Directed by Martin Scorsese
At the beginning, Shutter Island oozes with creepiness. Unfortunately, even the esteemed Martin Scorsese can't quite keep the mojo going from first frame to last, but the end result is still worth a look.
Those opening scenes are great. Fog horns blare. Cigarettes smolder. Psychotic inmates smile sweetly while tending the grounds of Ashecliffe Hospital, an insane asylum on stormy, isolated Shutter Island, located off the Massachusetts coast. Leonardo DiCaprio sports a fedora. It's 1954. Nazis are in the rearview mirror and communists have taken the spotlight. It all smacks of classic Scorsese and hopes rise for a fantastic finale.
DiCaprio, in his fourth outing with Scorsese, nails his role as U.S. Marshal Teddy Daniels. He's requested to be assigned to this nuthouse case and he has his own motivations to dig into the real goings-on at the hospital. A veteran of World War II, he helped liberate the Dachau concentration camp. Incensed by the Nazi's science experiments on human beings, Teddy's got his reasons to believe similar evil is taking place right off the East Coast. Besides that, the arsonist who killed his wife at one point was sent to Shutter Island and he wants to track him down.
For a chat.
But the case at hand involves an inmate who disappeared from her locked cell without a trace. She's a dangerous one all right; she drowned her three children then set them up like dolls at the dinner table while she dined.
So, for Teddy, the overt mission is to find Rachel, the missing woman. The covert mission is to blow the lid off the experimental madness being conducted in the island's lighthouse. And also have that chat.
Originally scheduled for release last October, Shutter Island is a classic "coulda." It coulda been great, instead it's just pretty darn good.
Maybe Scorsese doesn't feel the need to keep things edgy and tight now that he's won an Oscar (for The Departed, most definitely a sub-prime Scorsese; good, not great). Since then, he's made Shine a Light (a docu-concert about the Rolling Stones) and a short flick.
Now Shutter Island.
Check out the cast: DiCaprio, Max von Sydow, Ben Kingsley, Mark Ruffalo, Michelle Williams. Heck. That assemblage alone is worth the price of admission.
And Scorsese's working with a story by Dennis Lehane, the author of Mystic River and Gone Baby Gone.
Throw in a lot of money to buy some impressive visual effects and there's simply no reason why this shouldn't be a great flick.
But it isn't.
Kingsley, Ruffalo, DiCaprio go film noir
Photo: Paramount Pictures
Amid all the freaky characters, the weirdest thing about Shutter Island is that the opening is more haunting than the finale.
And it's a long slog in between, with Scorsese unable to find the right balance between the opening funhouse creepiness and the starkly serious theme of human brutality.
Maybe it's the overindulgence, a la Quentin Tarantino, of striking visuals for the sake of striking visuals.
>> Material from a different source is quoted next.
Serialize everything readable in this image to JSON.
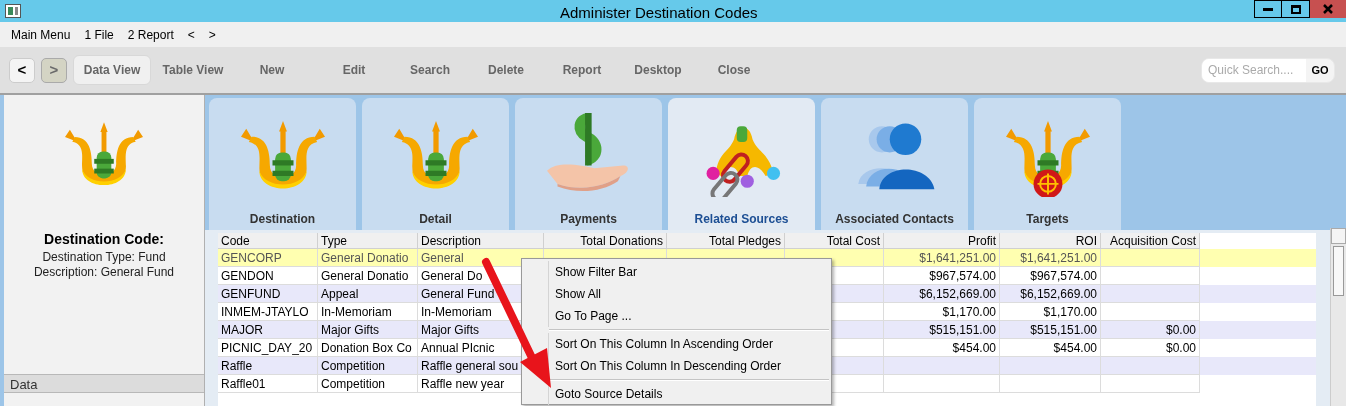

Most glaring are scenes in which papers endlessly flutter through the air while a bloody Nazi lies dying at Teddy's feet. But there are also stunningly emotional scenes, like the one in which Teddy, during a dream, embraces his lost love, only to have her dissolve into a pile of ashes.
It's not that Shutter Island falls apart at the finale; everything ties together and makes sense. Perhaps too much sense, given the insane surroundings. It's simply that, for all the promise of something cool and refreshingly different, Shutter Island ends on a disappointingly familiar note.
It's the kind of ending that screams out for one more jolt, one last twist. Instead, it ends with a relative whimper. And whimpers don't haunt.
• Originally published at MovieHabit.com.